A promise we need to keep

Scott P. Plotkin is executive director of the California School Boards Association
Last year, to help the state deal with a record-breaking deficit, schools took a $2 billion hit. Working closely with the state’s new governor, the Education Coalition of school advocates like the California School Boards Association and the California Teachers Association, agreed to forgo money to which schools were entitled under terms of Proposition 98.

This temporary suspension of the minimum funding guarantee for schools was just the most recent cut to education funding. In the last four years, schools have taken $9.8 billion worth of reductions.

In return, the governor and Legislature promised that kids would get their fair share when the economy improved. But now that state revenues are up, there’s some talk of breaking that promise. The legislative analyst recommends that the state cut education funding by an additional $1.4 billion next year.

State lawmakers require that every California child meet a long list of “world-class” achievement standards. Federal law mandates that every child in the state be proficient at reading and math by 2014. Clearly, if there was ever a time to protect basic funding for the state’s public schools, it is now.

Just a few weeks ago, districts shared specific examples with us about how they’re coping with ongoing budget reductions. The results were alarming. In district after district, anguished administrators reported laying off teachers, nurses, counselors, reading specialists, groundskeepers, budget analysts, instructional aides, social workers and librarians; eliminating athletics; increasing class sizes; and getting rid of such “extras” as music and art.

Setting aside the state’s compelling legal and moral obligations to its children, let’s just focus on the bottom line: We can’t afford the economic costs of continuing to shortchange a generation of Californians on education.
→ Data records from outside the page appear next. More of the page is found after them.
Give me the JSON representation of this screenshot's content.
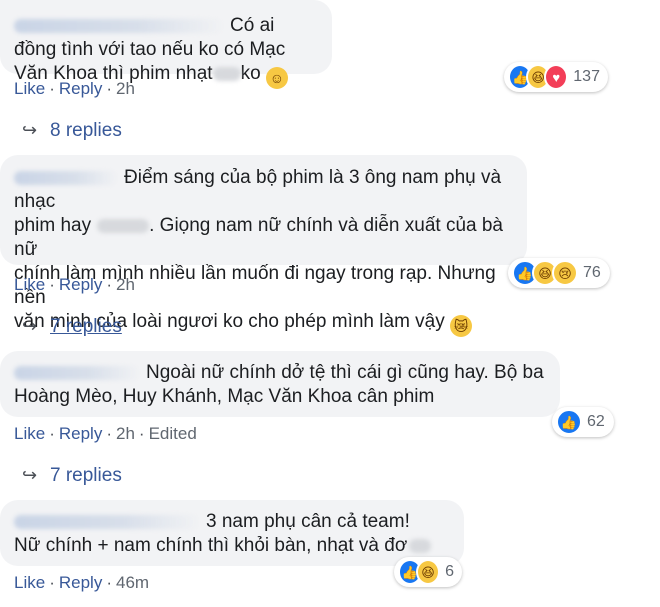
{
  "comments": [
    {
      "text_a": "Có ai đồng tình với tao nếu ko có Mạc",
      "text_b": "Văn Khoa thì phim nhạt",
      "text_c": "ko",
      "emoji": "☺",
      "actions": {
        "like": "Like",
        "reply": "Reply",
        "time": "2h"
      },
      "reaction_count": "137",
      "reaction_icons": [
        "like-icon",
        "haha-icon",
        "love-icon"
      ],
      "replies_label": "8 replies"
    },
    {
      "text_a": "Điểm sáng của bộ phim là 3 ông nam phụ và nhạc",
      "text_b1": "phim hay",
      "text_b2": ". Giọng nam nữ chính và diễn xuất của bà nữ",
      "text_c": "chính làm mình nhiều lần muốn đi ngay trong rạp. Nhưng nền",
      "text_d": "văn minh của loài ngươi ko cho phép mình làm vậy",
      "emoji": "😿",
      "actions": {
        "like": "Like",
        "reply": "Reply",
        "time": "2h"
      },
      "reaction_count": "76",
      "reaction_icons": [
        "like-icon",
        "haha-icon",
        "sad-icon"
      ],
      "replies_label": "7 replies"
    },
    {
      "text_a": "Ngoài nữ chính dở tệ thì cái gì cũng hay. Bộ ba",
      "text_b": "Hoàng Mèo, Huy Khánh, Mạc Văn Khoa cân phim",
      "actions": {
        "like": "Like",
        "reply": "Reply",
        "time": "2h",
        "edited": "Edited"
      },
      "reaction_count": "62",
      "reaction_icons": [
        "like-icon"
      ],
      "replies_label": "7 replies"
    },
    {
      "text_a": "3 nam phụ cân cả team!",
      "text_b": "Nữ chính + nam chính thì khỏi bàn, nhạt và đơ",
      "actions": {
        "like": "Like",
        "reply": "Reply",
        "time": "46m"
      },
      "reaction_count": "6",
      "reaction_icons": [
        "like-icon",
        "haha-icon"
      ]
    }
  ],
  "sep": "·",
  "arrow": "↪",
  "colors": {
    "link": "#385898",
    "bubble": "#f2f3f5",
    "like": "#1877f2"
  }
}
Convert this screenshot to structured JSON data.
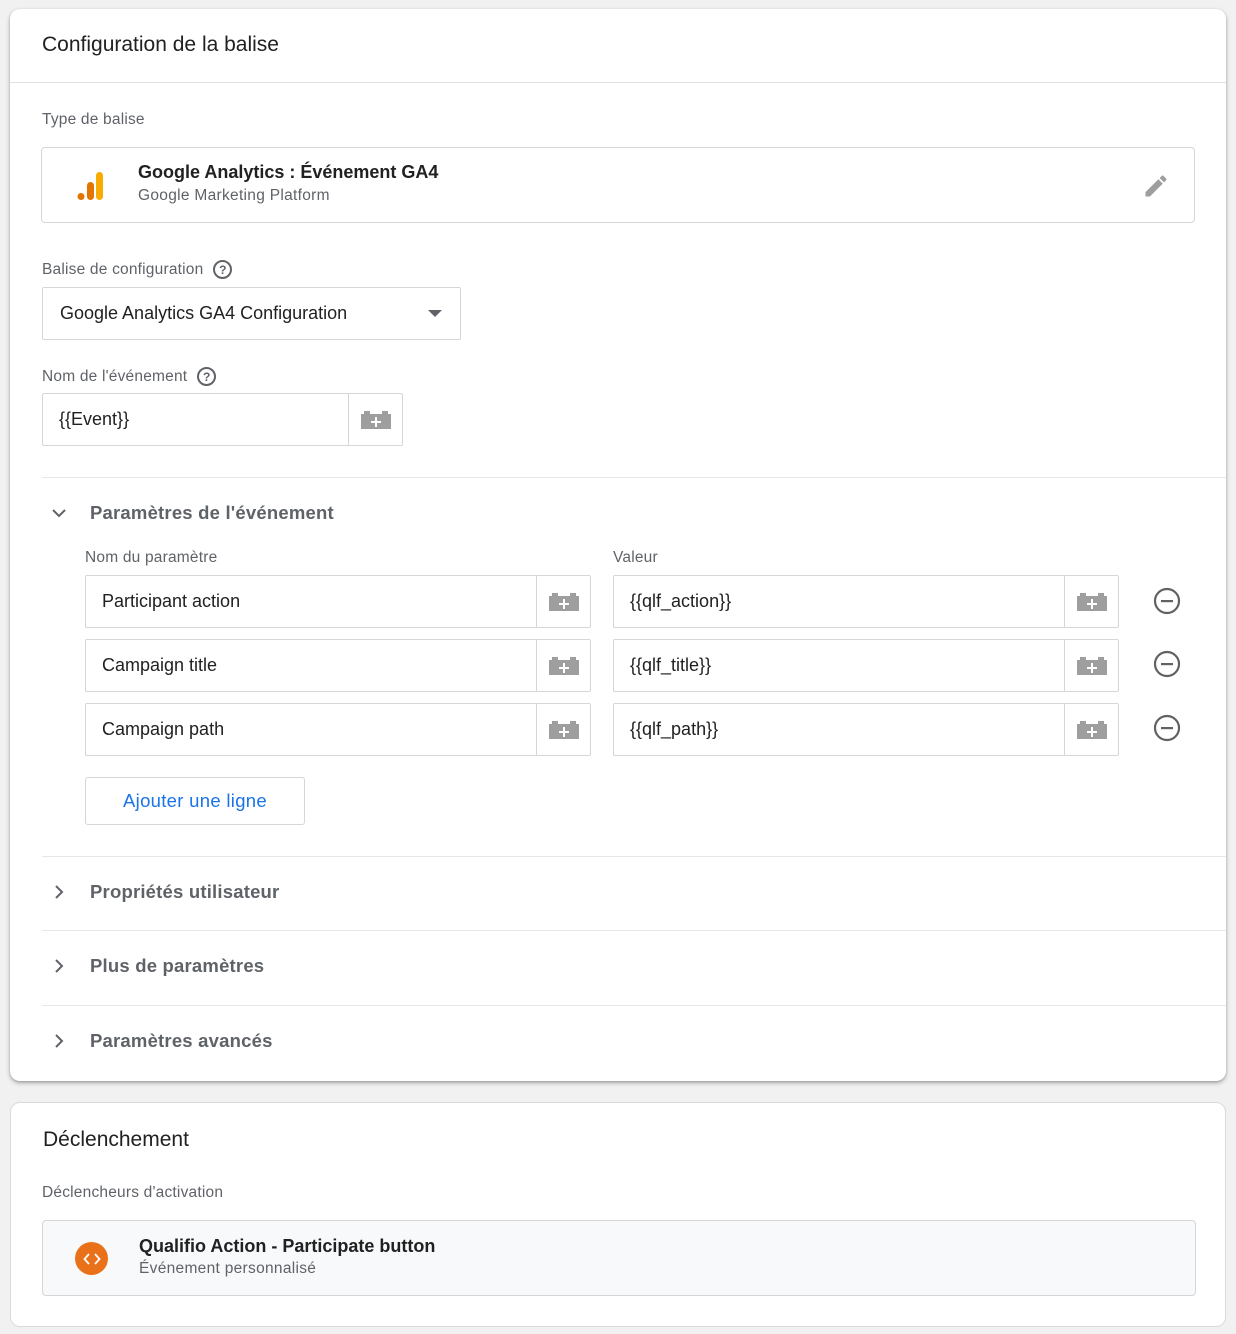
{
  "tag_config": {
    "title": "Configuration de la balise",
    "tag_type_label": "Type de balise",
    "tag_type": {
      "name": "Google Analytics : Événement GA4",
      "provider": "Google Marketing Platform",
      "icon": "google-analytics-icon",
      "edit_icon": "pencil-icon"
    },
    "config_tag_label": "Balise de configuration",
    "config_tag_value": "Google Analytics GA4 Configuration",
    "event_name_label": "Nom de l'événement",
    "event_name_value": "{{Event}}",
    "event_params": {
      "title": "Paramètres de l'événement",
      "expanded": true,
      "col_name": "Nom du paramètre",
      "col_value": "Valeur",
      "rows": [
        {
          "name": "Participant action",
          "value": "{{qlf_action}}"
        },
        {
          "name": "Campaign title",
          "value": "{{qlf_title}}"
        },
        {
          "name": "Campaign path",
          "value": "{{qlf_path}}"
        }
      ],
      "add_row_label": "Ajouter une ligne"
    },
    "collapsed_sections": [
      "Propriétés utilisateur",
      "Plus de paramètres",
      "Paramètres avancés"
    ]
  },
  "triggering": {
    "title": "Déclenchement",
    "triggers_label": "Déclencheurs d'activation",
    "trigger": {
      "name": "Qualifio Action - Participate button",
      "type": "Événement personnalisé",
      "icon": "custom-event-icon",
      "icon_color": "#e8711a"
    }
  },
  "colors": {
    "accent": "#1a73e8",
    "analytics_orange": "#f9ab00",
    "analytics_dark_orange": "#e37400"
  }
}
Once a national leader, California is now 36th in the nation when it comes to per-pupil spending. What kind of message does that send to the boys and girls we’re counting on to carry us and our state’s economy into the 21st century? Schools cannot serve them on the cheap.